He interrupted and turned to me. “Where did you meet these people?”

“At my college. I have a lot of gay friends and they deserve to be married and have lives for themselves. They’re great people.”

We went on for a bit, back and forth and getting nowhere. He assured me that if he were to meet any of my gay friends (as if being gay is always as visible as a birthmark or a scar) he would still treat them with courtesy. I wonder if this is worse: closeted homophobia. It certainly feels worse to be on the receiving end.

For years now, I was certain my grandfather has been waiting for me to come out as a lesbian.

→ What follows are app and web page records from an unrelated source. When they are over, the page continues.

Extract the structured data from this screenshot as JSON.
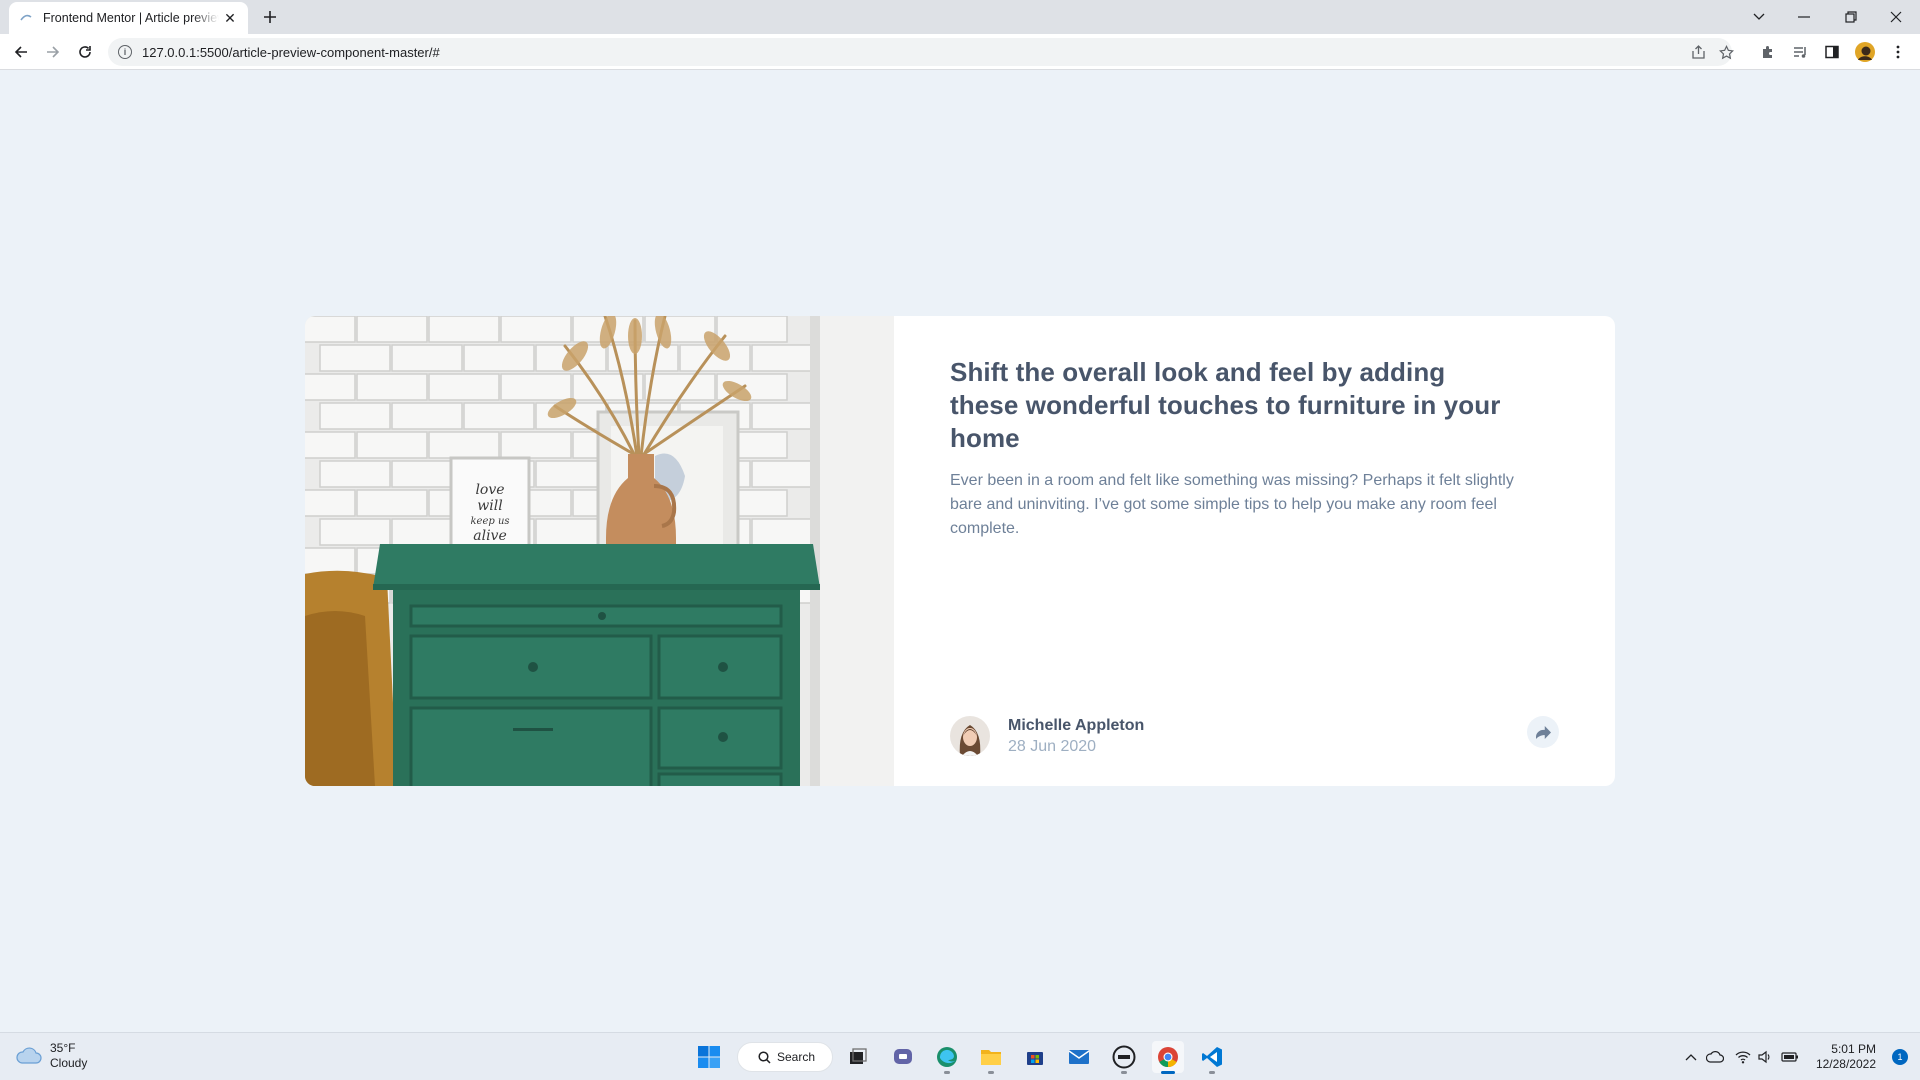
{
  "browser": {
    "tab_title": "Frontend Mentor | Article preview component",
    "url": "127.0.0.1:5500/article-preview-component-master/#"
  },
  "article": {
    "title": "Shift the overall look and feel by adding these wonderful touches to furniture in your home",
    "summary": "Ever been in a room and felt like something was missing? Perhaps it felt slightly bare and uninviting. I’ve got some simple tips to help you make any room feel complete.",
    "author_name": "Michelle Appleton",
    "date": "28 Jun 2020",
    "frame_text": [
      "love",
      "will",
      "keep us",
      "alive"
    ]
  },
  "taskbar": {
    "temperature": "35°F",
    "weather": "Cloudy",
    "search_label": "Search",
    "time": "5:01 PM",
    "date": "12/28/2022",
    "notification_count": "1"
  },
  "colors": {
    "page_bg": "#ecf2f8",
    "title": "#48556a",
    "body_text": "#6e8098",
    "muted": "#9eafc2",
    "dresser_green": "#2f7b63"
  }
}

I have never dated and never showed any interest in boys so therefore the only option for me was lesbianism, in his view. And after all these years he finally asked me the big question:

“Tell me, then are you gay?”

And I stared at him and kept my face blank. “No. No, I am not.” I came so close to following my statement and revealing the truth that No, I’m not gay, but I’m not straight either. 

I’m queer. I’m asexual. I won’t bring home a woman on my arm anymore than I will bring home a man. But I didn’t say any of this and, though I know how lucky I am to have my mother on my side, I felt shoved into the closet. My grandfather and my aunt are my only immediate family I have not yet come out to. I am fortunate that I can easily pass as being straight.

Still, I don’t think my grandfather believed me when I told him I’m not gay. He asked me later that day about when I would want to get married and I told him that I don’t want to get married. He didn’t press the issue then and told me it is my decision–though he would have been able to hold a lovely wedding reception. I was not surprised when he brought up the issue of my refusal to marry to my mother. Again, I see how damaging closeted homophobia is. I fear my grandfather will never see me the same way and, even worse, he will never tell me so and our anger and misunderstanding will simmer away under the surface.

I know I am not the only one to feel closeted and to be concerned about coming out. I know I am incredibly lucky to have my mother as my support network. I know I care about queer issues beyond my own sphere and this conversation with my grandfather really brought homophobia home for me. I am even more dedicated to advocating for queer rights because no one deserves to suffer under homophobia or any other type of bigotry.

A few months ago I spoke on a “Queer + [Blank]” panel  where everyone who spoke came from a place of intersectionality. I have a shirt from the event that proudly displays “Queer + [Blank]” and I have yet to fill in my intersectionality because I am afraid to wear this short outside of my campus environment. When the panel was first being publicized I did not yet know that I was speaking and I talked with a queer friend of mine about the design for the shirts. She is very open about being a lesbian, but she said she had to ask herself whether or not she would want to walk down the street and have everyone know that she is queer. I agreed, but I felt I needed to do buy this shirt because I needed to embrace being queer as an essential part of my identity.

I do not know if I will come out to my grandfather anytime soon, but I will not get married–even if it means I stop entirely passing as straight.